By Ivy Ken & Benjamín Elizalde
People tend to think about school meals from the point of view of children: Does the food taste good? Is it nutritious? How much of it is thrown away?
Feeding kids at school, though, is also a labor issue. We spent half of last year in Chile to study the school feeding program there, focusing on the labor conditions of women along the commodity chain that supplies public school children with meals. The government outsources this public service to private companies that hire workers to prepare students’ food. In Chile these workers are called manipuladoras de alimentos: food handlers. More affectionately they call each other tías or señoras de la cocina, and throughout the country these women are organized, unionized, and politically active.

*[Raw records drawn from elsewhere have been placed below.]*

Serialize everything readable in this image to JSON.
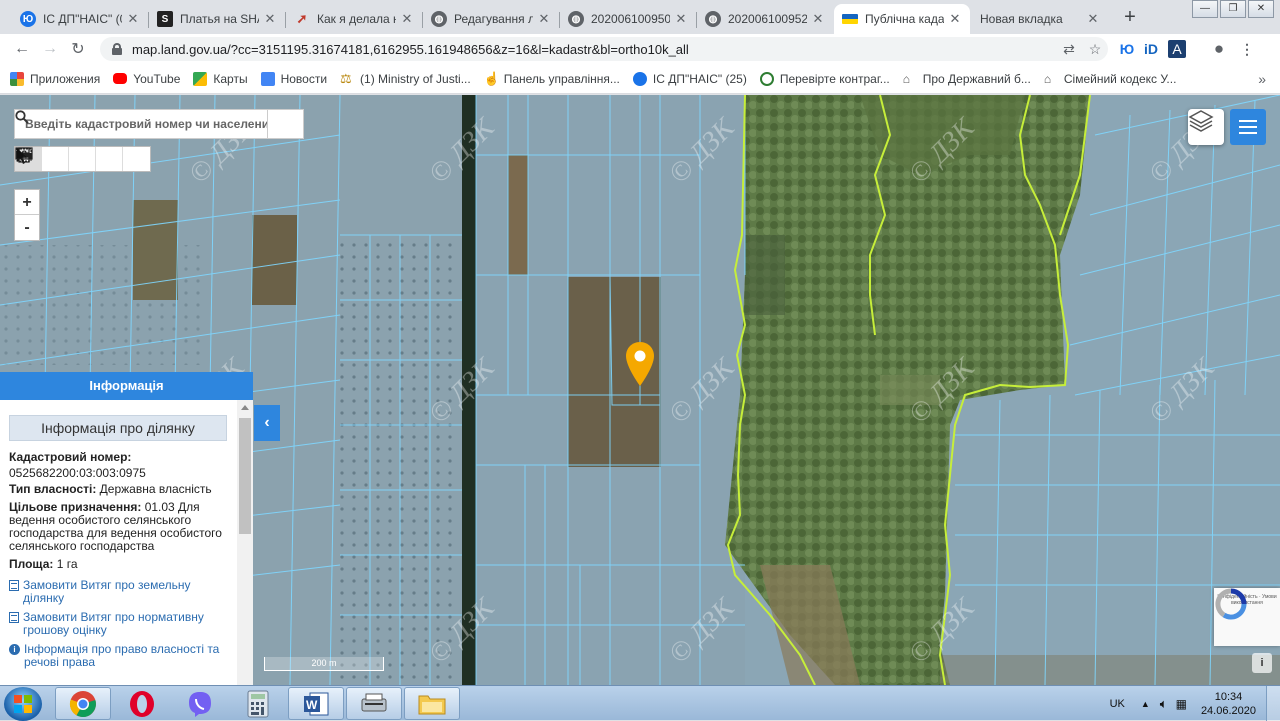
{
  "browser": {
    "tabs": [
      {
        "label": "ІС ДП\"НАІС\" (0",
        "favicon": "nais-icon",
        "color": "#1a73e8",
        "glyph": "Ю"
      },
      {
        "label": "Платья на SHA",
        "favicon": "shafa-icon",
        "color": "#222222",
        "glyph": "S"
      },
      {
        "label": "Как я делала н",
        "favicon": "paper-plane-icon",
        "color": "#c0392b",
        "glyph": "➚"
      },
      {
        "label": "Редагування л",
        "favicon": "globe-icon",
        "color": "#5f6368",
        "glyph": "◍"
      },
      {
        "label": "2020061009505",
        "favicon": "globe-icon",
        "color": "#5f6368",
        "glyph": "◍"
      },
      {
        "label": "2020061009523",
        "favicon": "globe-icon",
        "color": "#5f6368",
        "glyph": "◍"
      },
      {
        "label": "Публічна када",
        "favicon": "ukraine-flag-icon",
        "color": "#ffd500",
        "glyph": ""
      },
      {
        "label": "Новая вкладка",
        "favicon": "",
        "color": "",
        "glyph": ""
      }
    ],
    "active_tab": 6,
    "new_tab": "+",
    "url": "map.land.gov.ua/?cc=3151195.31674181,6162955.161948656&z=16&l=kadastr&bl=ortho10k_all",
    "bookmarks": [
      {
        "label": "Приложения",
        "icon": "apps-grid-icon",
        "color": "#e8453c"
      },
      {
        "label": "YouTube",
        "icon": "youtube-icon",
        "color": "#ff0000"
      },
      {
        "label": "Карты",
        "icon": "maps-icon",
        "color": "#34a853"
      },
      {
        "label": "Новости",
        "icon": "news-icon",
        "color": "#4285f4"
      },
      {
        "label": "(1) Ministry of Justi...",
        "icon": "scales-icon",
        "color": "#b8860b"
      },
      {
        "label": "Панель управління...",
        "icon": "hand-icon",
        "color": "#f0a020"
      },
      {
        "label": "ІС ДП\"НАІС\" (25)",
        "icon": "nais-icon",
        "color": "#1a73e8"
      },
      {
        "label": "Перевірте контраг...",
        "icon": "check-icon",
        "color": "#2e7d32"
      },
      {
        "label": "Про Державний б...",
        "icon": "building-icon",
        "color": "#555555"
      },
      {
        "label": "Сімейний кодекс У...",
        "icon": "building-icon",
        "color": "#555555"
      }
    ],
    "bookmarks_more": "»"
  },
  "map": {
    "search_placeholder": "Введіть кадастровий номер чи населений",
    "zoom_in": "+",
    "zoom_out": "-",
    "scale_label": "200 m",
    "watermark": "© ДЗК",
    "collapse_glyph": "‹",
    "captcha_text": "Конфіденційність · Умови використання",
    "info_glyph": "i"
  },
  "panel": {
    "title": "Інформація",
    "subtitle": "Інформація про ділянку",
    "cadastral_label": "Кадастровий номер:",
    "cadastral_value": "0525682200:03:003:0975",
    "ownership_label": "Тип власності:",
    "ownership_value": "Державна власність",
    "purpose_label": "Цільове призначення:",
    "purpose_value": "01.03 Для ведення особистого селянського господарства для ведення особистого селянського господарства",
    "area_label": "Площа:",
    "area_value": "1 га",
    "links": [
      "Замовити Витяг про земельну ділянку",
      "Замовити Витяг про нормативну грошову оцінку",
      "Інформація про право власності та речові права"
    ]
  },
  "taskbar": {
    "apps": [
      "chrome-icon",
      "opera-icon",
      "viber-icon",
      "calculator-icon",
      "word-icon",
      "scanner-icon",
      "folder-icon"
    ],
    "lang": "UK",
    "time": "10:34",
    "date": "24.06.2020"
  },
  "colors": {
    "accent": "#2e86de",
    "parcel_line": "#7fd7ff",
    "boundary": "#c6ee3a",
    "marker": "#f5a800"
  }
}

In October 2014 the President of Chile, Michelle Bachelet, used the occasion of International Rural Women´s Day to announce a new law to support women’s work. “All companies that help the state to serve Chile should be the best, with outstanding labor practices,” she said (translated). The law applied to 40,000 manipuladoras along with cleaning and maintenance staff, security workers, and drivers, or in other words, employees of companies that contract with the state. For manipuladoras, the law requires a yearly bonus of CLP$67,500 (about US$100) and salary for the months of the year when school is out of session. To accomplish this, the government is supposed to give priority to the food service companies that agree to pay it.

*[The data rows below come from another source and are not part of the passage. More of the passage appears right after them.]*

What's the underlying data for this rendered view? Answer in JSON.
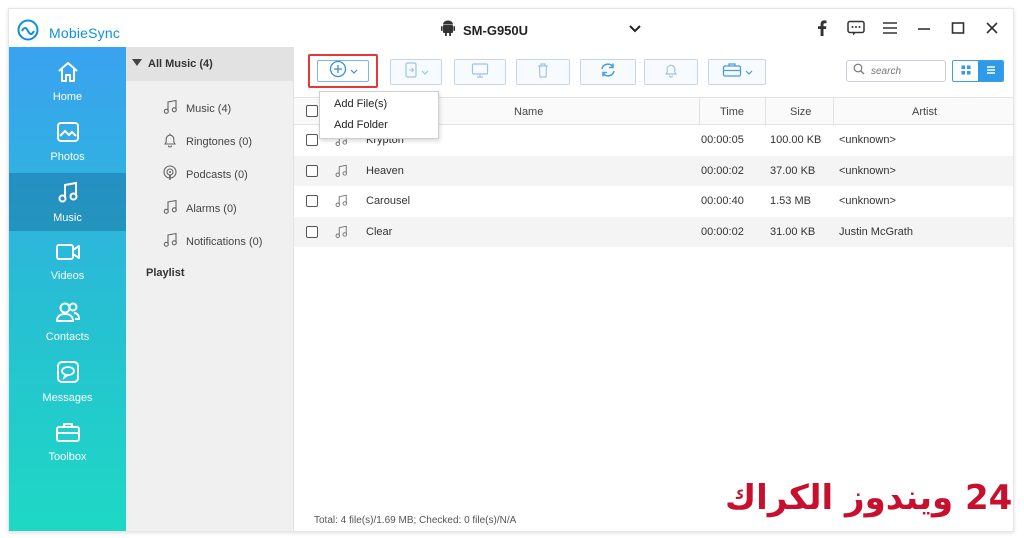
{
  "app": {
    "name": "MobieSync",
    "brand_color": "#0d8fe0"
  },
  "device": {
    "name": "SM-G950U"
  },
  "window_controls": [
    "facebook-icon",
    "feedback-icon",
    "menu-icon",
    "minimize-icon",
    "maximize-icon",
    "close-icon"
  ],
  "sidebar": {
    "items": [
      {
        "label": "Home",
        "icon": "home-icon",
        "active": false
      },
      {
        "label": "Photos",
        "icon": "photos-icon",
        "active": false
      },
      {
        "label": "Music",
        "icon": "music-icon",
        "active": true
      },
      {
        "label": "Videos",
        "icon": "videos-icon",
        "active": false
      },
      {
        "label": "Contacts",
        "icon": "contacts-icon",
        "active": false
      },
      {
        "label": "Messages",
        "icon": "messages-icon",
        "active": false
      },
      {
        "label": "Toolbox",
        "icon": "toolbox-icon",
        "active": false
      }
    ]
  },
  "categories": {
    "header": "All Music (4)",
    "items": [
      {
        "label": "Music (4)",
        "icon": "music-note-icon"
      },
      {
        "label": "Ringtones (0)",
        "icon": "bell-icon"
      },
      {
        "label": "Podcasts (0)",
        "icon": "podcast-icon"
      },
      {
        "label": "Alarms (0)",
        "icon": "music-note-icon"
      },
      {
        "label": "Notifications (0)",
        "icon": "music-note-icon"
      }
    ],
    "playlist": "Playlist"
  },
  "toolbar": {
    "search_placeholder": "search",
    "add_menu": [
      "Add File(s)",
      "Add Folder"
    ]
  },
  "table": {
    "columns": [
      "Name",
      "Time",
      "Size",
      "Artist"
    ],
    "rows": [
      {
        "name": "Krypton",
        "time": "00:00:05",
        "size": "100.00 KB",
        "artist": "<unknown>"
      },
      {
        "name": "Heaven",
        "time": "00:00:02",
        "size": "37.00 KB",
        "artist": "<unknown>"
      },
      {
        "name": "Carousel",
        "time": "00:00:40",
        "size": "1.53 MB",
        "artist": "<unknown>"
      },
      {
        "name": "Clear",
        "time": "00:00:02",
        "size": "31.00 KB",
        "artist": "Justin McGrath"
      }
    ]
  },
  "status": "Total: 4 file(s)/1.69 MB; Checked: 0 file(s)/N/A",
  "watermark": "24 ويندوز الكراك",
  "colors": {
    "accent": "#2e9be8",
    "highlight_border": "#e53935",
    "watermark": "#c8102e"
  }
}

The government agency that oversees the school feeding program, JUNAEB (Junta Nacional de Auxilio Escolar y Becas or National Council for School Assistance), has called the 2014 law a historic agreement between the government and the workers. The National Director of JUNAEB at the time, José Miguel Serrano, remarked that, “We understand the magnitude and importance of the work they [the manipuladoras] do every day – they deliver food to children and vulnerable young in our country. So reducing the wage gap between men and women, improving their living conditions, we assume as an ethical imperative from Day One.”
This largesse did not emerge from nowhere (nor has it been in place since Day One). The terms were hard-fought. Manipuladoras began formally organizing in 2012 to negotiate collectively for higher wages and better working conditions. In the ensuing years they have sat down repeatedly with JUNAEB to discuss terms. They have also conducted demonstrations and strikes when agreements have not materialized and when the companies the government contracts with have failed to honor their commitments.

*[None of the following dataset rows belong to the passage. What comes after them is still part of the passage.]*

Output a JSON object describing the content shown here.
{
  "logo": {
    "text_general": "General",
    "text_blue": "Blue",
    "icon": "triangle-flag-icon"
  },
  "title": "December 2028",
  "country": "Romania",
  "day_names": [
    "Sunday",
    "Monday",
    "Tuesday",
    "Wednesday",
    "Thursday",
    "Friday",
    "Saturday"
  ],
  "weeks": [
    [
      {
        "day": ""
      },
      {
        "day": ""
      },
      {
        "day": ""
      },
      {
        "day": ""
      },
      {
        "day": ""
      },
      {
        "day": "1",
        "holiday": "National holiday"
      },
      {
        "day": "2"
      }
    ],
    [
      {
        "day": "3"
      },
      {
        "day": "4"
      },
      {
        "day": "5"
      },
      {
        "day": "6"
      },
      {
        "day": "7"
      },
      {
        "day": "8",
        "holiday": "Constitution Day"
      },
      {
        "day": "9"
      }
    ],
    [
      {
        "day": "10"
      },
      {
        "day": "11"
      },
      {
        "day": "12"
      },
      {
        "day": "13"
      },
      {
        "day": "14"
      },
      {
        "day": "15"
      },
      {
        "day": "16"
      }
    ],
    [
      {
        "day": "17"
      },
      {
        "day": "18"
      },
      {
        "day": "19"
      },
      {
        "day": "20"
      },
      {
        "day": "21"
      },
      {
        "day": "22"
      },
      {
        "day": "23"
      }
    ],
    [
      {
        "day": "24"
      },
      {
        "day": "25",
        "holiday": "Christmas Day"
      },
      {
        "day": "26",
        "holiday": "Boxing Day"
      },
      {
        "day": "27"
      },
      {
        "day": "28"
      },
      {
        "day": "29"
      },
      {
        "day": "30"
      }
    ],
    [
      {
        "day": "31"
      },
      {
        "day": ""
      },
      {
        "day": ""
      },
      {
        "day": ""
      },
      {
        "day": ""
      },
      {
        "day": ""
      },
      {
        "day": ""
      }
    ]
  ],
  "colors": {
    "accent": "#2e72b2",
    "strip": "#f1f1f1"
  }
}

Although President Bachelet signed the law into effect in 2014, many manipuladoras have not ever received the CLP$67,500 they are due, nor have all their yearly salaries all been raised to levels consistent with what Bachelet termed “outstanding labor practices.” Director Serrano and President Bachelet have both acknowledged that the women’s demands are “legitimate,” and yet the companies the government hires to provide school food have too often been able to wiggle out of the terms. These companies also continuously lobby JUNAEB to change the terms, such as the recent increase of the ratio of meals per manipuladora from 70 to 100, which decreases the workforce in most schools. The women continue to negotiate, demonstrate, and strike.
The government of Chile—the country where neoliberalism was born—sees outsourcing as good business. A market solution to a public need, though, will invariably prioritize profit over community well-being. In this case, JUNAEB spends US$1 billion a year on school feeding, and yet Chilean children who eat at school are served cheap, industrial food and manipuladoras are forced to fight for every peso. The real manipulators here are the companies that profit by structuring the school food commodity chain this way. Students and workers deserve better.
Ivy Ken is Associate Professor of Sociology and an affiliated faculty member of the Women’s, Gender, and Sexuality Studies Program at George Washington University. Her scholarship is focused on the ways inequalities are created and perpetuated. With support from the Fulbright Commission she recently spent six months in Valdivia, Chile with her family, studying corporate influence in the country’s school feeding program. She also is an editorial board member for Gender & Society.
Benjamín Elizalde is a Historian and Political Scientist from Pontificia Universidad Católica de Chile. Currently, he is working as a Research Assistant studying the Chilean School Feeding Program from a comprehensive and integrated perspective. He lives in Valdivia, Chile.